**Goal of the exercise**
If a record holds a picture, drop the picture and return the rest of the record word for word.

**Record excerpts**
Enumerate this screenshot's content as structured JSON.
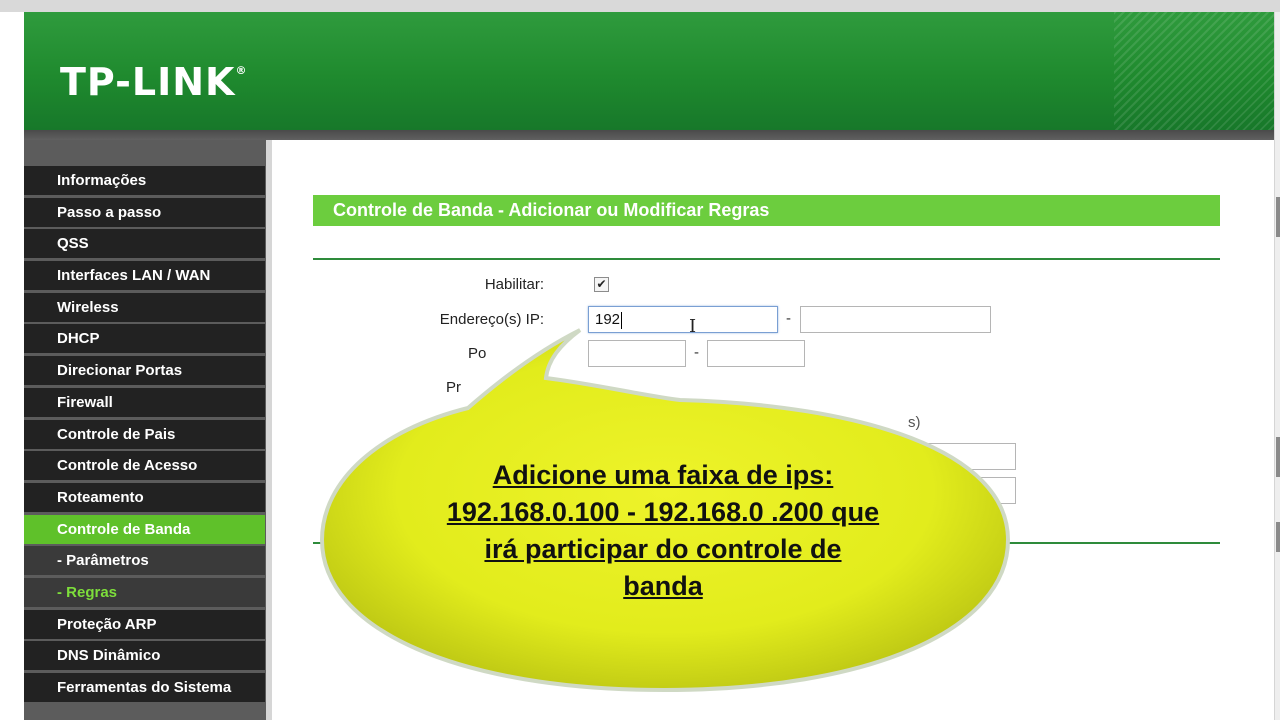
{
  "brand": {
    "logo_text": "TP-LINK",
    "registered_mark": "®"
  },
  "sidebar": {
    "items": [
      {
        "label": "Informações",
        "state": "normal"
      },
      {
        "label": "Passo a passo",
        "state": "normal"
      },
      {
        "label": "QSS",
        "state": "normal"
      },
      {
        "label": "Interfaces LAN / WAN",
        "state": "normal"
      },
      {
        "label": "Wireless",
        "state": "normal"
      },
      {
        "label": "DHCP",
        "state": "normal"
      },
      {
        "label": "Direcionar Portas",
        "state": "normal"
      },
      {
        "label": "Firewall",
        "state": "normal"
      },
      {
        "label": "Controle de Pais",
        "state": "normal"
      },
      {
        "label": "Controle de Acesso",
        "state": "normal"
      },
      {
        "label": "Roteamento",
        "state": "normal"
      },
      {
        "label": "Controle de Banda",
        "state": "active"
      },
      {
        "label": "- Parâmetros",
        "state": "sub"
      },
      {
        "label": "- Regras",
        "state": "sub-current"
      },
      {
        "label": "Proteção ARP",
        "state": "normal"
      },
      {
        "label": "DNS Dinâmico",
        "state": "normal"
      },
      {
        "label": "Ferramentas do Sistema",
        "state": "normal"
      }
    ]
  },
  "main": {
    "title": "Controle de Banda - Adicionar ou Modificar Regras",
    "form": {
      "enable_label": "Habilitar:",
      "enable_checked": true,
      "enable_check_glyph": "✔",
      "ip_label": "Endereço(s) IP:",
      "ip_start_value": "192",
      "ip_end_value": "",
      "separator": "-",
      "port_label_partial": "Po",
      "port_start_value": "",
      "port_end_value": "",
      "protocol_label_partial": "Pr",
      "bandwidth_hint_partial": "s)"
    }
  },
  "callout": {
    "lines": [
      "Adicione uma faixa de ips: ",
      "192.168.0.100 - 192.168.0 .200 que",
      "irá participar do controle de ",
      "banda"
    ]
  },
  "colors": {
    "header_green": "#1f8a2e",
    "menu_active": "#5fc12a",
    "menu_bg": "#222222",
    "title_bar": "#6ccd3e",
    "bubble_fill": "#e6ef1e"
  }
}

**Written reply**
Enumerate this screenshot's content as structured JSON.
{
  "brand": {
    "logo_text": "TP-LINK",
    "registered_mark": "®"
  },
  "sidebar": {
    "items": [
      {
        "label": "Informações",
        "state": "normal"
      },
      {
        "label": "Passo a passo",
        "state": "normal"
      },
      {
        "label": "QSS",
        "state": "normal"
      },
      {
        "label": "Interfaces LAN / WAN",
        "state": "normal"
      },
      {
        "label": "Wireless",
        "state": "normal"
      },
      {
        "label": "DHCP",
        "state": "normal"
      },
      {
        "label": "Direcionar Portas",
        "state": "normal"
      },
      {
        "label": "Firewall",
        "state": "normal"
      },
      {
        "label": "Controle de Pais",
        "state": "normal"
      },
      {
        "label": "Controle de Acesso",
        "state": "normal"
      },
      {
        "label": "Roteamento",
        "state": "normal"
      },
      {
        "label": "Controle de Banda",
        "state": "active"
      },
      {
        "label": "- Parâmetros",
        "state": "sub"
      },
      {
        "label": "- Regras",
        "state": "sub-current"
      },
      {
        "label": "Proteção ARP",
        "state": "normal"
      },
      {
        "label": "DNS Dinâmico",
        "state": "normal"
      },
      {
        "label": "Ferramentas do Sistema",
        "state": "normal"
      }
    ]
  },
  "main": {
    "title": "Controle de Banda - Adicionar ou Modificar Regras",
    "form": {
      "enable_label": "Habilitar:",
      "enable_checked": true,
      "enable_check_glyph": "✔",
      "ip_label": "Endereço(s) IP:",
      "ip_start_value": "192",
      "ip_end_value": "",
      "separator": "-",
      "port_label_partial": "Po",
      "port_start_value": "",
      "port_end_value": "",
      "protocol_label_partial": "Pr",
      "bandwidth_hint_partial": "s)"
    }
  },
  "callout": {
    "lines": [
      "Adicione uma faixa de ips: ",
      "192.168.0.100 - 192.168.0 .200 que",
      "irá participar do controle de ",
      "banda"
    ]
  },
  "colors": {
    "header_green": "#1f8a2e",
    "menu_active": "#5fc12a",
    "menu_bg": "#222222",
    "title_bar": "#6ccd3e",
    "bubble_fill": "#e6ef1e"
  }
}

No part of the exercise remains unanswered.